Yolanda’s psychological instability emerges from her hypersensitivity to sex and language, which she cannot separate from each other. The dangerous aspect of Yolanda’s obsession with language is the temptation to build alternate worlds that she is either unwilling or unable to distinguish from the Real World, as she calls it. As she speaks with John, his words “throw themselves off the tip of his tongue like suicides” (73) or she swallows her words and feels them “beat against her stomach” (75) violently. Words have a dramatic physical existence for her and can spin fantastic visions of beasts howling in a river. When she watches the “black bird” (83) of her broken heart attack Doc, she is startled into thinking the bird might actually hurt him. Her perception itself becomes distorted, and she briefly mistakes Doc’s red towel for blood. Her inner world is so vivid that it overwhelms the Real World.
Yolanda takes an ironic tone in capitalizing “Real World” (73), implying that she considers it to be an idea just like her own internal world; the Real World has been legitimized only because enough people believe in it. She says nothing explicit on the subject, but her tone of alienation from the Real World points again to the danger of her preoccupation with language.
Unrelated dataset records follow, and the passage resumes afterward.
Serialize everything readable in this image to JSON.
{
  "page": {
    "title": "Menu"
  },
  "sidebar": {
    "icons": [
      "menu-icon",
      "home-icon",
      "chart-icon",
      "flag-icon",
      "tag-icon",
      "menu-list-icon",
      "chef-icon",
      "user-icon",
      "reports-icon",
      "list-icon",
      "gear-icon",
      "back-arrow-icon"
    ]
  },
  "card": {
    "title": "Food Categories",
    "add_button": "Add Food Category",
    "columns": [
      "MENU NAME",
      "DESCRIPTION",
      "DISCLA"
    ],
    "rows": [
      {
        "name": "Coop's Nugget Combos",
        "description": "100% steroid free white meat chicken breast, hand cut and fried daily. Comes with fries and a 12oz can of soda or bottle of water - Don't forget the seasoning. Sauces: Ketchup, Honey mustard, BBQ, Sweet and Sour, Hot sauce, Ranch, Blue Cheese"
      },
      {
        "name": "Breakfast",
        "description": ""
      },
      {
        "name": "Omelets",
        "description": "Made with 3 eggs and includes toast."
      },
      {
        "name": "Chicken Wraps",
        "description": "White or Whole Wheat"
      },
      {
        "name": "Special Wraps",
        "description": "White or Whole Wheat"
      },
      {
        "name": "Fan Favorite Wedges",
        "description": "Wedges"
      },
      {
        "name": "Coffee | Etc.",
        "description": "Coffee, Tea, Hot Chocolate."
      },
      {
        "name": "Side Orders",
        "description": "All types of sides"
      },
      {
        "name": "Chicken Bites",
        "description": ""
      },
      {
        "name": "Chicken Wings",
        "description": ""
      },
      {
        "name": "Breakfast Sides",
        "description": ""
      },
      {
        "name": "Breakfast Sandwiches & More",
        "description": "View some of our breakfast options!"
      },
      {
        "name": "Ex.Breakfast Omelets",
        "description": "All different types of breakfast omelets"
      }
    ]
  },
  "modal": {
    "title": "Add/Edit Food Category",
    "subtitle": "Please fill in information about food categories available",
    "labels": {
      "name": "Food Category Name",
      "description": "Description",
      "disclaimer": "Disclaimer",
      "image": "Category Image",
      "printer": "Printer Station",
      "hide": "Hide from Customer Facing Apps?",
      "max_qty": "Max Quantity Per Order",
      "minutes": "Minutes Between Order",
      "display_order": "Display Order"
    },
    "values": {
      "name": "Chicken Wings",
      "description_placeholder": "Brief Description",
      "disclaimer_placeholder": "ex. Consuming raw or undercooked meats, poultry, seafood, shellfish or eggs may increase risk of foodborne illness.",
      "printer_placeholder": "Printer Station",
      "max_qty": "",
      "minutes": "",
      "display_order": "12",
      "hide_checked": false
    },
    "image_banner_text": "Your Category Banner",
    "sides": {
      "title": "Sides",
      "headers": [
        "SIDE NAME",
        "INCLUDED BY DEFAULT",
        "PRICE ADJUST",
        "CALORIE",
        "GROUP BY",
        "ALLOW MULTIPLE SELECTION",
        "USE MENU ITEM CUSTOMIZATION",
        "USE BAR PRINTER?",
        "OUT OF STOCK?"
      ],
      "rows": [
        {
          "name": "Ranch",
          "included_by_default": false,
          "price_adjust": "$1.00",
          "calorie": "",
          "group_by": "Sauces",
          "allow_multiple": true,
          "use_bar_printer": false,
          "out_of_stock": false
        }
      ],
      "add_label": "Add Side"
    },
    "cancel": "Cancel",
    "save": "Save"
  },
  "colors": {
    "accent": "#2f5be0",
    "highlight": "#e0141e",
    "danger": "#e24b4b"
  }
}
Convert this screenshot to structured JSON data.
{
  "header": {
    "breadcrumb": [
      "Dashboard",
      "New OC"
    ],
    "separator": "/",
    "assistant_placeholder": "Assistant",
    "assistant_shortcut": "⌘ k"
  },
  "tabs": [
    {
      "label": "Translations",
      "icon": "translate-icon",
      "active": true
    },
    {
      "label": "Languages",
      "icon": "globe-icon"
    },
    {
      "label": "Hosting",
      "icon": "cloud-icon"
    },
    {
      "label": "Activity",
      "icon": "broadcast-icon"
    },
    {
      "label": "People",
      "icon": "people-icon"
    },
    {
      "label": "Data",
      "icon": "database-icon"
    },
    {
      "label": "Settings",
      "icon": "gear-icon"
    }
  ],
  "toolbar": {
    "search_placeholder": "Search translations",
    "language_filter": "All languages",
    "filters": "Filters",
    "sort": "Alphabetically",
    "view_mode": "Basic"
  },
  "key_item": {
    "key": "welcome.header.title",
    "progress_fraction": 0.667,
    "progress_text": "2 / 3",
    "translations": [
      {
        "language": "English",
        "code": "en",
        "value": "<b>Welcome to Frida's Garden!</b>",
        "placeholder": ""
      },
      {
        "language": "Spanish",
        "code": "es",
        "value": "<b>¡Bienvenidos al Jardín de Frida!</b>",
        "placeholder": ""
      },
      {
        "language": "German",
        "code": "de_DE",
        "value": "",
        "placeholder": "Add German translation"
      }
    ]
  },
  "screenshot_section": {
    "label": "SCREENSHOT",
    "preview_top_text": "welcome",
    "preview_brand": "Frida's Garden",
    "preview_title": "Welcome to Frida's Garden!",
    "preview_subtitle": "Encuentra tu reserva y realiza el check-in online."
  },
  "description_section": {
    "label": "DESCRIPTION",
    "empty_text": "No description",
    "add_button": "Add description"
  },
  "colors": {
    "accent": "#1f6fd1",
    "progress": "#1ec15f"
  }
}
If the Real World only has significance through the symbolic order of language, there is nothing to prevent her from creating her own equally legitimate Personal World. She even invokes the creative power of God’s Word when alludes to the opening of the Bible, “In the beginning” (70). She resists placing limits on words’ power to create.
John, however, is a firm believer in the Real World. He is methodical and unimaginative and speaks in clichés that indicate his relative indifference to language. By the end of their marriage, the difference in their respective interest in language has been amplified until it seems to Yolanda that they do not speak the same language at all. When John brings her flowers to reconcile with her, she hears only “babble babble” (78). John is speaking English, but his words meaning nothing to her and metaphorically become nonsense syllables.
When she leaves John, she begins to speak only in quotations of other writers, as though she finds language so overwhelmingly powerful that she fears to use her own words. As her therapy with Doc progresses, he urges her to use only her own words, forcing her to confront the meanings of what she says. She becomes frustrated at her inability to define crucial abstractions like “love” or “Yolanda” accurately, and she develops allergic reactions, such as itchy skin and watery eyes, to saying these words. Such words mean too much and nothing at all, whereas Yolanda wants a precise correspondence between the word and what it signifies.
Doc tries to teach her that not every emotion or idea needs to be articulated in language. Some experiences, he suggests, exist outside the symbolic order of language, and are real despite being indefinable.